Ask Attorney Jennifer B.: Your Marketing Plan Worked. Now What?
There is no shortage of posts and articles about business development for lawyers. However, what is not frequently discussed is what happens after a marketing initiative becomes successful. Potential clients start to call and email looking for representation. At this point, the lawyer cannot simply sit back and assume these new leads will magically result in new matters, but this is exactly what many lawyers do. They then wonder why their business is not actually growing. In fact, the lawyer must be as proactive in securing the new business as he or she was in searching for it. Otherwise, the prospective client will be lost and all the time and effort spent marketing will be for naught. As such, following a plan of action is critical. The five tips below provide a roadmap for initiating a new lawyer/client relationship:
Answer the Phone When It Rings (Or Call Back Immediately)
It sounds simplistic, but to secure a new client, the lawyer needs to be available. Regardless of a lawyer’s impressive credentials or stellar recommendations, the prospective client’s primary concern is to have their matter addressed quickly. If the lawyer does not return the client’s call, email or other contact immediately, the client will simply move on. For many lawyers, it is difficult to recognize that if they are not ready, willing and able to take a matter, their competitor is waiting to do so. In fact, some lawyers think they are so desirable that a client will simply wait for them. What they fail to realize is that every client needs to be valued, and if it is not important enough for a lawyer to respond to a prospect at the outset, even before representation is secured, the client will believe that the lawyer is simply too busy or not interested in taking on the new matter.
Put A System In Place
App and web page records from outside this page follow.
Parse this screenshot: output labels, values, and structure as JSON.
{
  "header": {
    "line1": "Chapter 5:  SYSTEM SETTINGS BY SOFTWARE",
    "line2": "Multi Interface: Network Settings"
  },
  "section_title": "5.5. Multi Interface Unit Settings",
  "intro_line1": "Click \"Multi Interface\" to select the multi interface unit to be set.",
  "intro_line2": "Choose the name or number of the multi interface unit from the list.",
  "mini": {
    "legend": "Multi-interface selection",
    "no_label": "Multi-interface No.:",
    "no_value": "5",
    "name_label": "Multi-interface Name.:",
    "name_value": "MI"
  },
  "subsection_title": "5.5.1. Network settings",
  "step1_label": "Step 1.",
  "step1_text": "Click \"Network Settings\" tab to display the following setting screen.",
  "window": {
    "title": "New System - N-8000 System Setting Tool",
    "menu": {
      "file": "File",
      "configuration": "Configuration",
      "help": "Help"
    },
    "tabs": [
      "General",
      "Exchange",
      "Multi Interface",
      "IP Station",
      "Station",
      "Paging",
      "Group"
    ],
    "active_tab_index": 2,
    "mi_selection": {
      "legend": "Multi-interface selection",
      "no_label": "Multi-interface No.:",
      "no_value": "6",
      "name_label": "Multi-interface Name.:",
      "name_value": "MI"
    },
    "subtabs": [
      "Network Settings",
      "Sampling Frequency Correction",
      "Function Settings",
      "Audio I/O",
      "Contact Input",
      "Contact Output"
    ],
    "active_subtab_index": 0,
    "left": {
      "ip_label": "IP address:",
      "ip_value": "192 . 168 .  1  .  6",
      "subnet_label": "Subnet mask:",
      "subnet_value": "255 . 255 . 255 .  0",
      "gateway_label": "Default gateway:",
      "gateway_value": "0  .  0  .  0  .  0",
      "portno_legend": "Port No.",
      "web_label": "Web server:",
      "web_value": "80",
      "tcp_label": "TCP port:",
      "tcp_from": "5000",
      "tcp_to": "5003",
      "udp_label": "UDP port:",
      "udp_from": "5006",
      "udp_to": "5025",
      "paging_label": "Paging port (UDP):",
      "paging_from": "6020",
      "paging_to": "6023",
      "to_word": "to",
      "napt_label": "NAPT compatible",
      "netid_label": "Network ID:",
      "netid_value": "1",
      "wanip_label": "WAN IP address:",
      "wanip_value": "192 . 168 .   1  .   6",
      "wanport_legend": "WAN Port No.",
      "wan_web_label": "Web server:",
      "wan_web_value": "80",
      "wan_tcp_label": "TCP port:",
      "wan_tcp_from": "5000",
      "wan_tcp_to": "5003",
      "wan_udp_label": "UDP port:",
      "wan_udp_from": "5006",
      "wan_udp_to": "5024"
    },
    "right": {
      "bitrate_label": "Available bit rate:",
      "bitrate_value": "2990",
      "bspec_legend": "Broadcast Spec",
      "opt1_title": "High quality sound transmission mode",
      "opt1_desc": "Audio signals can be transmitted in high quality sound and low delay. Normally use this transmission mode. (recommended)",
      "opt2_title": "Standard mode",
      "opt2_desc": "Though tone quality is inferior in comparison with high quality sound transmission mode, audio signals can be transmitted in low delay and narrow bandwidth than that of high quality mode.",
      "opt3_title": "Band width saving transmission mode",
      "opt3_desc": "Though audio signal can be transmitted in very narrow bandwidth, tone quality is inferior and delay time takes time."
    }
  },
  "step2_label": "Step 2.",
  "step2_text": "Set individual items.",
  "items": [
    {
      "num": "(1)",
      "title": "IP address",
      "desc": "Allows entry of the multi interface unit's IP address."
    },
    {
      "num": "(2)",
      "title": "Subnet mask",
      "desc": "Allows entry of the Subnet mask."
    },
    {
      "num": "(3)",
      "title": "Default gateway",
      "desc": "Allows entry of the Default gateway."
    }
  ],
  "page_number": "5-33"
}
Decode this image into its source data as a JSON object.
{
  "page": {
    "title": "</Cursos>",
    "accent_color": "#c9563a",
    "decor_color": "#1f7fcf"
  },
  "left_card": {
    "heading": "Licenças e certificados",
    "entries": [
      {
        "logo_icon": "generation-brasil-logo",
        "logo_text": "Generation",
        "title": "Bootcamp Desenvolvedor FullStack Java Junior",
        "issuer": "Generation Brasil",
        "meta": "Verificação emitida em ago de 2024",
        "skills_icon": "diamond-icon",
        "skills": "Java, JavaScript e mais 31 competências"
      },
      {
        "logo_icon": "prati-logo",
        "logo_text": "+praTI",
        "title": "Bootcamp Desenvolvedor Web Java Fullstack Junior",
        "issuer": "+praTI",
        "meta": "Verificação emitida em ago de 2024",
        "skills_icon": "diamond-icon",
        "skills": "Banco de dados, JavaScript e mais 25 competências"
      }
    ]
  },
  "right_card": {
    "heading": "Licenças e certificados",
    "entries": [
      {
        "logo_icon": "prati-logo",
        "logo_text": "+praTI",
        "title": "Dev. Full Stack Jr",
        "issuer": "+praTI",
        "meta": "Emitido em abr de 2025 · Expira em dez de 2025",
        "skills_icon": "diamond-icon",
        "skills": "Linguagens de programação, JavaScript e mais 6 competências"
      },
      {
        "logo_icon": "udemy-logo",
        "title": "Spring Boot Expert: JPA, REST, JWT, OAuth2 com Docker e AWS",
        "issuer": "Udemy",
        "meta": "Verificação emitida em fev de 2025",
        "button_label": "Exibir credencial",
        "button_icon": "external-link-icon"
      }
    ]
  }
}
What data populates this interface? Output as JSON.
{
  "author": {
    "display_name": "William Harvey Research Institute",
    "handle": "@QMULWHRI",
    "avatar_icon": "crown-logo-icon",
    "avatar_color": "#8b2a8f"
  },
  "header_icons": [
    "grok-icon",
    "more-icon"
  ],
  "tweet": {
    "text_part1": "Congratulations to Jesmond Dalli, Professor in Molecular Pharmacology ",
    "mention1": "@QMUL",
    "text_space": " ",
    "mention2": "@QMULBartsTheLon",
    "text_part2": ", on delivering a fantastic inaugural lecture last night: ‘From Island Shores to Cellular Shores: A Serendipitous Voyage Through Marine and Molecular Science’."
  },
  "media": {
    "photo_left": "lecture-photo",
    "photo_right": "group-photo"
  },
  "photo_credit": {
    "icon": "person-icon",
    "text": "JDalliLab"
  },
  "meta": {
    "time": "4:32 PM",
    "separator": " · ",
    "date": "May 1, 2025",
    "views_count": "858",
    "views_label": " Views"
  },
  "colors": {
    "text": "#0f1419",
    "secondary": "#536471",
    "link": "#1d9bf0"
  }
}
-When the lawyer makes the initial contact with the potential client, there should be a system in place for determining whether the matter is even viable and whether it is one that the lawyer can take. First, the lawyer should get the names of all the involved parties in the potential matter so any conflicts can be determined and perhaps resolved. It is important to do this before the lawyer gets any substantive information about the case. Next, the lawyer needs to determine the status of the matter and his/her availability to take the matter. For example, if there is a trial scheduled in a week, and the lawyer not available, then there is the possibility that the representation should be denied immediately, so the client has the opportunity to secure a lawyer who is available to take the case. This frequently will also give the lawyer the opportunity to make a referral to a trusted colleague with the possibility of the favor being returned sometime in the future. If the lawyer is free to take the matter and there is no conflict, an appointment should be promptly scheduled (see below).
Make Sure That the Staff Knows the Protocol for New Clients
Since most attorneys are not sitting by the phone waiting for a new client call to come in, it is important that when they are out of the office or otherwise unavailable, the office staff knows how to handle a potential client. Whoever answers the phone or responds to inquiries should be able to take the relevant information, and perhaps even schedule the initial appointment. At a minimum, the office staff should alert the lawyer to the inquiry from the potential client, so the lawyer can respond immediately.
Determine the Referral Source
One critical question to ask a prospective client is how he/she was referred. Having this information can provide the lawyer with additional insight on how to handle the inquiry. If the client was referred from a former client or another regular referral source, they may already know about the lawyer’s practice, and there is a common connection upon which to build. On the other hand, if the client contacted the lawyer randomly, the lawyer may have to explain a bit more about their practice and perhaps why the practice may be different than some of the others about which the client may be inquiring. Most importantly, knowing the referral source will give the lawyer insight as to what marketing techniques are working.
Promptly Schedule a Meeting
Clients are the lifeblood of the lawyer’s practice and should be treated as such. Despite how busy a lawyer may be, it is always crucial to keep in mind that new clients are always needed and should be welcomed. It usually takes a tremendous amount of courage for a prospective client to take the first step to call. After that, it is up to the lawyer to put them at ease and demonstrate how the lawyer will take charge of the matter. To do this, the lawyer needs to show the client that they will be made a priority. Scheduling an initial meeting with the client as soon as reasonably possible will put the client’s mind at ease because they know they are on track to having their problem addressed. This is also the time to disclose to the potential client any fees that will be incurred at the initial meeting and what type of payment that the lawyer accepts for same, i.e. cash, check, credit card, etc. The client will appreciate knowing what to expect at the initial meeting. Confirming the date, time and location of the meeting prior to the scheduled date is also greatly appreciated.
Developing new business can be very challenging for many lawyers. Once that hurdle is passed, however, and new clients start calling, cultivating this business should not be so daunting. All that is needed a dose of common sense and courtesy to keep the calls coming. Make sure you have intuitive lead intake software, or a team of dedicated intake staff to help increase your client base. To learn more about the lead intake services from Martindale-Avvo, click here.